EXERCISE PROMPT: Your answer must be the records below, printed exactly.

PROVIDED DATA:
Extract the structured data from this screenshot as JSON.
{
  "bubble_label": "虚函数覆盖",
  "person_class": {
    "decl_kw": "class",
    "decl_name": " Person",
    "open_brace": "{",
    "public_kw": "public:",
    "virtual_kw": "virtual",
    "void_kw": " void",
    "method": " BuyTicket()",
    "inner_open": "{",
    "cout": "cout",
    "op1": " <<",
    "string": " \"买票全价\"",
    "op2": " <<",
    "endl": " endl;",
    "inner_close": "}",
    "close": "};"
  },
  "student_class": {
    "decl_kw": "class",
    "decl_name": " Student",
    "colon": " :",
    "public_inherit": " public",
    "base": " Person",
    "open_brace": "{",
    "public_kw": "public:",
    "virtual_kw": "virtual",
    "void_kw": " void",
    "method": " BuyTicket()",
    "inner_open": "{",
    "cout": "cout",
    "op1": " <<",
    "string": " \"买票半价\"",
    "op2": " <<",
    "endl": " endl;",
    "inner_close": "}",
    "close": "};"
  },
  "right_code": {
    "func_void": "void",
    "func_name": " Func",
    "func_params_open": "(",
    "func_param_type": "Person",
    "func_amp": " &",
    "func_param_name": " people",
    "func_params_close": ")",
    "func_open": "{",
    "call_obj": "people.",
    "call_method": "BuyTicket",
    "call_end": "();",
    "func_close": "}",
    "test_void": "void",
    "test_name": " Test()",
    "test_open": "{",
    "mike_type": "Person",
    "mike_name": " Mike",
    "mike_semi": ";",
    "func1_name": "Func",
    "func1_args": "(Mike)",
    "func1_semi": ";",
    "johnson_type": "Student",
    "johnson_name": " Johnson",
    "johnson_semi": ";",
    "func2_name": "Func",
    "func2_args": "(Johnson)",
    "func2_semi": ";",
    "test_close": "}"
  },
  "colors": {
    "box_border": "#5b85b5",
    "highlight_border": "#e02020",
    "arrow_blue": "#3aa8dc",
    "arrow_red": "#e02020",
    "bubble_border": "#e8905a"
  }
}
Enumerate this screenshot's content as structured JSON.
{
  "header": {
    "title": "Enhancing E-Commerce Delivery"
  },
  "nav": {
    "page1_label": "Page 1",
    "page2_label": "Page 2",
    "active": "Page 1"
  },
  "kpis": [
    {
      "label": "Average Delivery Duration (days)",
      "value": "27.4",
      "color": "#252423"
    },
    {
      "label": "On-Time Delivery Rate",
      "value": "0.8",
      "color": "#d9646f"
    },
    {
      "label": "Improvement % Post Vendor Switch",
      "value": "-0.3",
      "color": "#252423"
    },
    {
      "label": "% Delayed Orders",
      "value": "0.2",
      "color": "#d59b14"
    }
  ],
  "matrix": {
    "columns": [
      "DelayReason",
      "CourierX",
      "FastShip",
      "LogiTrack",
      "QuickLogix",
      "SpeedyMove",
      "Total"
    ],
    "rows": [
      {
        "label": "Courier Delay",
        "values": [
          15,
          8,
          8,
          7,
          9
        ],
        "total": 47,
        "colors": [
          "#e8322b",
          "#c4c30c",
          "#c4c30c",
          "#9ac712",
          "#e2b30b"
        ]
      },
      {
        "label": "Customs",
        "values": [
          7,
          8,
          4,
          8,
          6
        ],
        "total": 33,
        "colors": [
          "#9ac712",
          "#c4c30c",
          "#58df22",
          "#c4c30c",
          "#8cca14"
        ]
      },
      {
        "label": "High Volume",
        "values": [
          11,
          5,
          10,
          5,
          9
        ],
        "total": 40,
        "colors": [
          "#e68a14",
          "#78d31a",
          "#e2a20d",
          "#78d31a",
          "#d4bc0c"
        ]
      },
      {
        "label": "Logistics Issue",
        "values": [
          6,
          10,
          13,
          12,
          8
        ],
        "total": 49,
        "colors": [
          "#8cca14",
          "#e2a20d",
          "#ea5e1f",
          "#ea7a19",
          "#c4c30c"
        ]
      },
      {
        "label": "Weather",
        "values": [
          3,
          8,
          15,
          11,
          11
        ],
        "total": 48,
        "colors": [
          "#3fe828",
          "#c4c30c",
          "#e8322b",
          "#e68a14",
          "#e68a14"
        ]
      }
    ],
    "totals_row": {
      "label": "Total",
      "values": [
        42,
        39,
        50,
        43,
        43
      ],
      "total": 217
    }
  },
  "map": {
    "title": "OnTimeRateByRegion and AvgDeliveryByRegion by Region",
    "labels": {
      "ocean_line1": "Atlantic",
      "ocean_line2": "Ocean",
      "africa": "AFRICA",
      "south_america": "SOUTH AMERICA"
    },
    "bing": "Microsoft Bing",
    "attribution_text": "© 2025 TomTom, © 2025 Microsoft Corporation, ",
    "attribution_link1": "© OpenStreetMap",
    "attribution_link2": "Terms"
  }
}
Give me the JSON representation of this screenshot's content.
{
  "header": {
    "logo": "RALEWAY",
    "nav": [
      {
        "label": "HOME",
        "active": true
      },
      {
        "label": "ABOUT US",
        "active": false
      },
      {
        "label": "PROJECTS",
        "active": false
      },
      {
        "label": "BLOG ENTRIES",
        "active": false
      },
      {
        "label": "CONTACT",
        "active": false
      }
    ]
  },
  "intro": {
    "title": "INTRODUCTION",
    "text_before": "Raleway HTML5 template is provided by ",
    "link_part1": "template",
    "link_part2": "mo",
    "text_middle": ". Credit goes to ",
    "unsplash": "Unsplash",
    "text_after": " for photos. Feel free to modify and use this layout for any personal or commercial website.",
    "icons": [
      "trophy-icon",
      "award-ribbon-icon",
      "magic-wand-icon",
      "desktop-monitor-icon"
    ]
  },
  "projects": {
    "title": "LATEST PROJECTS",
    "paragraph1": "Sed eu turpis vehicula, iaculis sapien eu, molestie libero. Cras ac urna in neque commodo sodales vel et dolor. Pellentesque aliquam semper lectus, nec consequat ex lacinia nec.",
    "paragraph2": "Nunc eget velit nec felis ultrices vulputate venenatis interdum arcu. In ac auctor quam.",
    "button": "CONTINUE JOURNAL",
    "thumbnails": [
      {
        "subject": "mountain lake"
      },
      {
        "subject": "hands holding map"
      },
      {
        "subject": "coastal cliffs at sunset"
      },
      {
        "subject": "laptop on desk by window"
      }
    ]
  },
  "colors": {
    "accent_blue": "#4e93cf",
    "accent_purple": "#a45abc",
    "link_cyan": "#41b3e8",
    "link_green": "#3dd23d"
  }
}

TASK ANSWER:
Extract the structured data from this screenshot as JSON.
{
  "bubble_label": "虚函数覆盖",
  "person_class": {
    "decl_kw": "class",
    "decl_name": " Person",
    "open_brace": "{",
    "public_kw": "public:",
    "virtual_kw": "virtual",
    "void_kw": " void",
    "method": " BuyTicket()",
    "inner_open": "{",
    "cout": "cout",
    "op1": " <<",
    "string": " \"买票全价\"",
    "op2": " <<",
    "endl": " endl;",
    "inner_close": "}",
    "close": "};"
  },
  "student_class": {
    "decl_kw": "class",
    "decl_name": " Student",
    "colon": " :",
    "public_inherit": " public",
    "base": " Person",
    "open_brace": "{",
    "public_kw": "public:",
    "virtual_kw": "virtual",
    "void_kw": " void",
    "method": " BuyTicket()",
    "inner_open": "{",
    "cout": "cout",
    "op1": " <<",
    "string": " \"买票半价\"",
    "op2": " <<",
    "endl": " endl;",
    "inner_close": "}",
    "close": "};"
  },
  "right_code": {
    "func_void": "void",
    "func_name": " Func",
    "func_params_open": "(",
    "func_param_type": "Person",
    "func_amp": " &",
    "func_param_name": " people",
    "func_params_close": ")",
    "func_open": "{",
    "call_obj": "people.",
    "call_method": "BuyTicket",
    "call_end": "();",
    "func_close": "}",
    "test_void": "void",
    "test_name": " Test()",
    "test_open": "{",
    "mike_type": "Person",
    "mike_name": " Mike",
    "mike_semi": ";",
    "func1_name": "Func",
    "func1_args": "(Mike)",
    "func1_semi": ";",
    "johnson_type": "Student",
    "johnson_name": " Johnson",
    "johnson_semi": ";",
    "func2_name": "Func",
    "func2_args": "(Johnson)",
    "func2_semi": ";",
    "test_close": "}"
  },
  "colors": {
    "box_border": "#5b85b5",
    "highlight_border": "#e02020",
    "arrow_blue": "#3aa8dc",
    "arrow_red": "#e02020",
    "bubble_border": "#e8905a"
  }
}
Enumerate this screenshot's content as structured JSON.
{
  "header": {
    "title": "Enhancing E-Commerce Delivery"
  },
  "nav": {
    "page1_label": "Page 1",
    "page2_label": "Page 2",
    "active": "Page 1"
  },
  "kpis": [
    {
      "label": "Average Delivery Duration (days)",
      "value": "27.4",
      "color": "#252423"
    },
    {
      "label": "On-Time Delivery Rate",
      "value": "0.8",
      "color": "#d9646f"
    },
    {
      "label": "Improvement % Post Vendor Switch",
      "value": "-0.3",
      "color": "#252423"
    },
    {
      "label": "% Delayed Orders",
      "value": "0.2",
      "color": "#d59b14"
    }
  ],
  "matrix": {
    "columns": [
      "DelayReason",
      "CourierX",
      "FastShip",
      "LogiTrack",
      "QuickLogix",
      "SpeedyMove",
      "Total"
    ],
    "rows": [
      {
        "label": "Courier Delay",
        "values": [
          15,
          8,
          8,
          7,
          9
        ],
        "total": 47,
        "colors": [
          "#e8322b",
          "#c4c30c",
          "#c4c30c",
          "#9ac712",
          "#e2b30b"
        ]
      },
      {
        "label": "Customs",
        "values": [
          7,
          8,
          4,
          8,
          6
        ],
        "total": 33,
        "colors": [
          "#9ac712",
          "#c4c30c",
          "#58df22",
          "#c4c30c",
          "#8cca14"
        ]
      },
      {
        "label": "High Volume",
        "values": [
          11,
          5,
          10,
          5,
          9
        ],
        "total": 40,
        "colors": [
          "#e68a14",
          "#78d31a",
          "#e2a20d",
          "#78d31a",
          "#d4bc0c"
        ]
      },
      {
        "label": "Logistics Issue",
        "values": [
          6,
          10,
          13,
          12,
          8
        ],
        "total": 49,
        "colors": [
          "#8cca14",
          "#e2a20d",
          "#ea5e1f",
          "#ea7a19",
          "#c4c30c"
        ]
      },
      {
        "label": "Weather",
        "values": [
          3,
          8,
          15,
          11,
          11
        ],
        "total": 48,
        "colors": [
          "#3fe828",
          "#c4c30c",
          "#e8322b",
          "#e68a14",
          "#e68a14"
        ]
      }
    ],
    "totals_row": {
      "label": "Total",
      "values": [
        42,
        39,
        50,
        43,
        43
      ],
      "total": 217
    }
  },
  "map": {
    "title": "OnTimeRateByRegion and AvgDeliveryByRegion by Region",
    "labels": {
      "ocean_line1": "Atlantic",
      "ocean_line2": "Ocean",
      "africa": "AFRICA",
      "south_america": "SOUTH AMERICA"
    },
    "bing": "Microsoft Bing",
    "attribution_text": "© 2025 TomTom, © 2025 Microsoft Corporation, ",
    "attribution_link1": "© OpenStreetMap",
    "attribution_link2": "Terms"
  }
}
Give me the JSON representation of this screenshot's content.
{
  "header": {
    "logo": "RALEWAY",
    "nav": [
      {
        "label": "HOME",
        "active": true
      },
      {
        "label": "ABOUT US",
        "active": false
      },
      {
        "label": "PROJECTS",
        "active": false
      },
      {
        "label": "BLOG ENTRIES",
        "active": false
      },
      {
        "label": "CONTACT",
        "active": false
      }
    ]
  },
  "intro": {
    "title": "INTRODUCTION",
    "text_before": "Raleway HTML5 template is provided by ",
    "link_part1": "template",
    "link_part2": "mo",
    "text_middle": ". Credit goes to ",
    "unsplash": "Unsplash",
    "text_after": " for photos. Feel free to modify and use this layout for any personal or commercial website.",
    "icons": [
      "trophy-icon",
      "award-ribbon-icon",
      "magic-wand-icon",
      "desktop-monitor-icon"
    ]
  },
  "projects": {
    "title": "LATEST PROJECTS",
    "paragraph1": "Sed eu turpis vehicula, iaculis sapien eu, molestie libero. Cras ac urna in neque commodo sodales vel et dolor. Pellentesque aliquam semper lectus, nec consequat ex lacinia nec.",
    "paragraph2": "Nunc eget velit nec felis ultrices vulputate venenatis interdum arcu. In ac auctor quam.",
    "button": "CONTINUE JOURNAL",
    "thumbnails": [
      {
        "subject": "mountain lake"
      },
      {
        "subject": "hands holding map"
      },
      {
        "subject": "coastal cliffs at sunset"
      },
      {
        "subject": "laptop on desk by window"
      }
    ]
  },
  "colors": {
    "accent_blue": "#4e93cf",
    "accent_purple": "#a45abc",
    "link_cyan": "#41b3e8",
    "link_green": "#3dd23d"
  }
}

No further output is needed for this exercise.